Despite considered a non-consumptive use of the marine environment, diving-related activities can cause damages to coral reefs. It is imminent to assess the maximum numbers of divers that can be accommodated by a diving site before it is subject to irreversible deterioration. This study aimed to assess the ecological carrying capacity of a diving site in Mabul Island, Malaysia. Photo-quadrat line transect method was used in the benthic survey. The ecological carrying capacity was assessed based on the relationship between the number of divers and the proportion of diver damaged hard corals in Mabul Island. The results indicated that the proportion of diver damaged hard corals occurred exponentially with increasing use. The ecological carrying capacity of Mabul Island is 15,600–16,800 divers per diving site per year at current levels of diver education and training with a quarterly threshold of 3900–4200 per site. Our calculation shows that management intervention (e.g. limiting diving) is justified at 8–14% of hard coral damage. In addition, the use of coral reef dominated diving sites should be managed according to their sensitivity to diver damage and the depth of the reefs.
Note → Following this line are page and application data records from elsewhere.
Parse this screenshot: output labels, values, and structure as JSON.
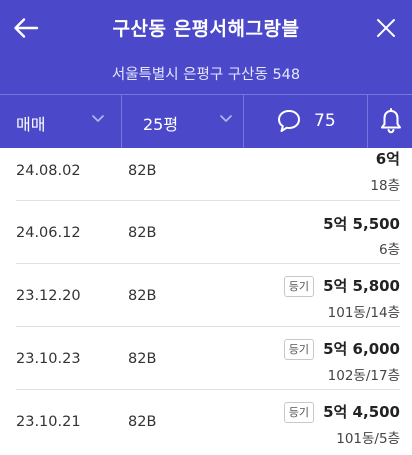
{
  "header": {
    "title": "구산동 은평서해그랑블",
    "address": "서울특별시 은평구 구산동 548",
    "bg_color": "#4b49c9"
  },
  "filters": {
    "trade_type": "매매",
    "size": "25평",
    "comment_count": "75"
  },
  "icons": {
    "back": "back-arrow-icon",
    "close": "close-icon",
    "comment": "chat-bubble-icon",
    "alert": "bell-icon",
    "dropdown": "chevron-down-icon"
  },
  "transactions": [
    {
      "date": "24.08.02",
      "type": "82B",
      "price": "6억",
      "floor": "18층",
      "badge": ""
    },
    {
      "date": "24.06.12",
      "type": "82B",
      "price": "5억 5,500",
      "floor": "6층",
      "badge": ""
    },
    {
      "date": "23.12.20",
      "type": "82B",
      "price": "5억 5,800",
      "floor": "101동/14층",
      "badge": "등기"
    },
    {
      "date": "23.10.23",
      "type": "82B",
      "price": "5억 6,000",
      "floor": "102동/17층",
      "badge": "등기"
    },
    {
      "date": "23.10.21",
      "type": "82B",
      "price": "5억 4,500",
      "floor": "101동/5층",
      "badge": "등기"
    }
  ]
}
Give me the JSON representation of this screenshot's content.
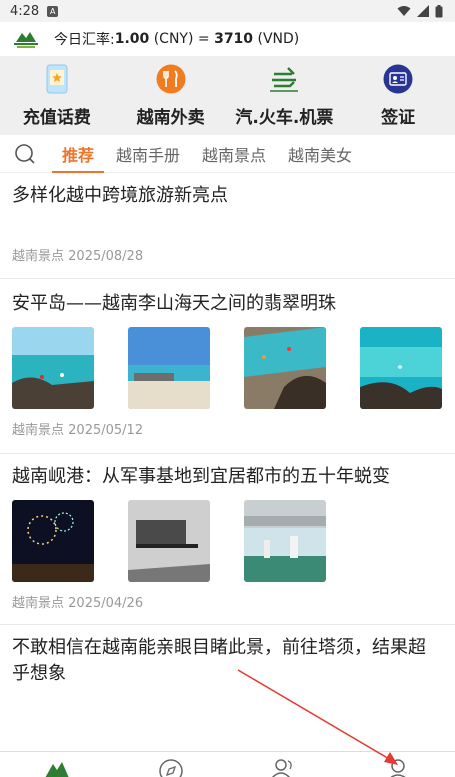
{
  "status_bar": {
    "time": "4:28",
    "notif_letter": "A"
  },
  "rate_bar": {
    "prefix": "今日汇率: ",
    "cny_amount": "1.00",
    "cny_unit": " (CNY) = ",
    "vnd_amount": "3710",
    "vnd_unit": " (VND)"
  },
  "services": [
    {
      "label": "充值话费",
      "icon": "phone-recharge-icon"
    },
    {
      "label": "越南外卖",
      "icon": "food-delivery-icon"
    },
    {
      "label": "汽.火车.机票",
      "icon": "transport-ticket-icon"
    },
    {
      "label": "签证",
      "icon": "visa-icon"
    }
  ],
  "tabs": [
    {
      "label": "推荐",
      "active": true
    },
    {
      "label": "越南手册",
      "active": false
    },
    {
      "label": "越南景点",
      "active": false
    },
    {
      "label": "越南美女",
      "active": false
    }
  ],
  "articles": [
    {
      "title": "多样化越中跨境旅游新亮点",
      "category": "越南景点",
      "date": "2025/08/28"
    },
    {
      "title": "安平岛——越南李山海天之间的翡翠明珠",
      "category": "越南景点",
      "date": "2025/05/12"
    },
    {
      "title": "越南岘港：从军事基地到宜居都市的五十年蜕变",
      "category": "越南景点",
      "date": "2025/04/26"
    },
    {
      "title": "不敢相信在越南能亲眼目睹此景，前往塔须，结果超乎想象",
      "category": "",
      "date": ""
    }
  ],
  "bottom_nav": [
    {
      "icon": "home-icon"
    },
    {
      "icon": "discover-icon"
    },
    {
      "icon": "community-icon"
    },
    {
      "icon": "profile-icon"
    }
  ],
  "colors": {
    "accent": "#f0742a",
    "brand_green": "#2e7d32",
    "arrow": "#e53935"
  }
}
Scopus Subject Areas
- Environmental Engineering
- Waste Management and Disposal
- Management, Monitoring, Policy and Law
- Coral reefs
- Diving tourism
- Ecological carrying capacity